For a while I thought that the experience would have changed me. It has in a way. I realize that those two women could have been us. I realize that my baby could have been waiting in the car that day or putting the quilts in the front of the store where the wall of bricks fell. I realize how everything was finely orchestrated that day. Every step, every phone call, right down to our employee being late to the spot in the road where my daughter safely stood as if Angels surrounded her there as she watched the world as she knew it, come crashing down around her with not so much as a scratch on her.
I don’t know why not us when the two other ladies were found dead, but I know that I learned that day that stuff is just stuff and even though we lost everything materially (though our vehicles were covered by our insurance) this story would be totally different if it had ended another way. I know that dents in cars, spots on carpets and material things are not as important as they used to be to me. I also know that we were pretty spoiled back then and I didn’t appreciate then, what I do have half as much as I do now. And that if nothing great happens ever again. THIS is ENOUGH.

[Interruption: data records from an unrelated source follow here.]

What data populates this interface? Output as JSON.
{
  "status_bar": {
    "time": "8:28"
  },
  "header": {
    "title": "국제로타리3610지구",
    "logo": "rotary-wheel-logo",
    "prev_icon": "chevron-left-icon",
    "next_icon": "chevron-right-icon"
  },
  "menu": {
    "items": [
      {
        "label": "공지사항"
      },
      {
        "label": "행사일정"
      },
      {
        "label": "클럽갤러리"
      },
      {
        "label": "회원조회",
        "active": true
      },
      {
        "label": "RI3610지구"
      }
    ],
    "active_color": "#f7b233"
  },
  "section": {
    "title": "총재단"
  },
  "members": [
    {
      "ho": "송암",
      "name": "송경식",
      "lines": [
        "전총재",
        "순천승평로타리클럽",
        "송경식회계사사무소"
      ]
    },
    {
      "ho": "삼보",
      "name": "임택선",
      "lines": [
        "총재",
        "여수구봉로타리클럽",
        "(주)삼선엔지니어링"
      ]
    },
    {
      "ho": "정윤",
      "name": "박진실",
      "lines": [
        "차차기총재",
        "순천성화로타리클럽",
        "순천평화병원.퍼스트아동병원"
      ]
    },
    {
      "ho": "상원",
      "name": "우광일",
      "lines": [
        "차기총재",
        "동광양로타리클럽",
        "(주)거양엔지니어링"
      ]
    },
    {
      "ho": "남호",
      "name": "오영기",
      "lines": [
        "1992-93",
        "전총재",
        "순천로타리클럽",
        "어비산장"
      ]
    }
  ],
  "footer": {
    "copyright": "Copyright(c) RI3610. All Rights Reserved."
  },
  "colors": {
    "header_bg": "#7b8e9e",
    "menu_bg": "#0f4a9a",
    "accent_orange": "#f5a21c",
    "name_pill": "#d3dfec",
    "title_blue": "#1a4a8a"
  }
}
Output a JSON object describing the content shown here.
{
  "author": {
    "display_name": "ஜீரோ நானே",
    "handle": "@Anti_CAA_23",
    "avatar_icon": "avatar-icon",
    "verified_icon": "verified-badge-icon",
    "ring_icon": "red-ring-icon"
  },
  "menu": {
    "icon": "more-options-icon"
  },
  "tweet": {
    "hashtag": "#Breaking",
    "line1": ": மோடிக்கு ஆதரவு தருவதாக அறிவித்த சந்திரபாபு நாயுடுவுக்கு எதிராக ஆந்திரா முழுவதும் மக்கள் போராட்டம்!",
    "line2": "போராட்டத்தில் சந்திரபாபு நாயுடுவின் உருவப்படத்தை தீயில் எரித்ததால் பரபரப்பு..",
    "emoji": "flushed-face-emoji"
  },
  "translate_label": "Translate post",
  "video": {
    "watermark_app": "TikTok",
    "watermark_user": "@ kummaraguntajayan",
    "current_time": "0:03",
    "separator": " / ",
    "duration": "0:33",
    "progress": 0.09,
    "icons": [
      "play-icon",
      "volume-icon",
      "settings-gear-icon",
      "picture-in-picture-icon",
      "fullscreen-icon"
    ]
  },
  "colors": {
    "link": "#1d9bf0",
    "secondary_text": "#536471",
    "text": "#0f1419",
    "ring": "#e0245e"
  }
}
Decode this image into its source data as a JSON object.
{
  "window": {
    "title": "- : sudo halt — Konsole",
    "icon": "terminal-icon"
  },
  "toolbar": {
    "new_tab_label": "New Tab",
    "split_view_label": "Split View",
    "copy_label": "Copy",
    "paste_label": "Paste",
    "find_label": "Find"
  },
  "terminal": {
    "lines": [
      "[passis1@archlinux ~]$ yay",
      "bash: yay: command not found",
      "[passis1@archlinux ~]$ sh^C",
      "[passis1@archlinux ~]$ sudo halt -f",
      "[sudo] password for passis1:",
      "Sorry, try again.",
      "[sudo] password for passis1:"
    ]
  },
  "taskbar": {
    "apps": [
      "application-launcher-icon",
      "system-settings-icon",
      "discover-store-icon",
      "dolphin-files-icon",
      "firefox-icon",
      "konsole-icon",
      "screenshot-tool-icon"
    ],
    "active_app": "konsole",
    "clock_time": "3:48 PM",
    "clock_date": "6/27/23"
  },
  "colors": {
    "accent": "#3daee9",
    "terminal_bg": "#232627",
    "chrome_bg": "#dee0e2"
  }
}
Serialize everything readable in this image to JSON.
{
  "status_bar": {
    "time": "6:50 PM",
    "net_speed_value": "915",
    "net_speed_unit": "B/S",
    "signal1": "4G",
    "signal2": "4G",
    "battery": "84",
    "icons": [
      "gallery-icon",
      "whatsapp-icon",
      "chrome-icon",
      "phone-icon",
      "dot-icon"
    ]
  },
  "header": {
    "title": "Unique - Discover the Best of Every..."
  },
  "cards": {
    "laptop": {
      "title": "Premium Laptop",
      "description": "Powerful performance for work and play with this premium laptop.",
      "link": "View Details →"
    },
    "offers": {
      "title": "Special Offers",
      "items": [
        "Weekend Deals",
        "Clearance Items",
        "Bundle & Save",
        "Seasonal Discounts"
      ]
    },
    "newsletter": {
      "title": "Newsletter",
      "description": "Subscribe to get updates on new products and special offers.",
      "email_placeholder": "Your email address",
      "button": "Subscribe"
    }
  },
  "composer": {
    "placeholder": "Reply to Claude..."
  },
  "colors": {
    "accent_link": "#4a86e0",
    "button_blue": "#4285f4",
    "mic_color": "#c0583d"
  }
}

I don’t know why bad stuff happens to good people, but I do know that God did save us and He can take anything and make it beautiful again. Even a little rose in the rubble. Even me. As I am…..still and always will be…
a work in progress!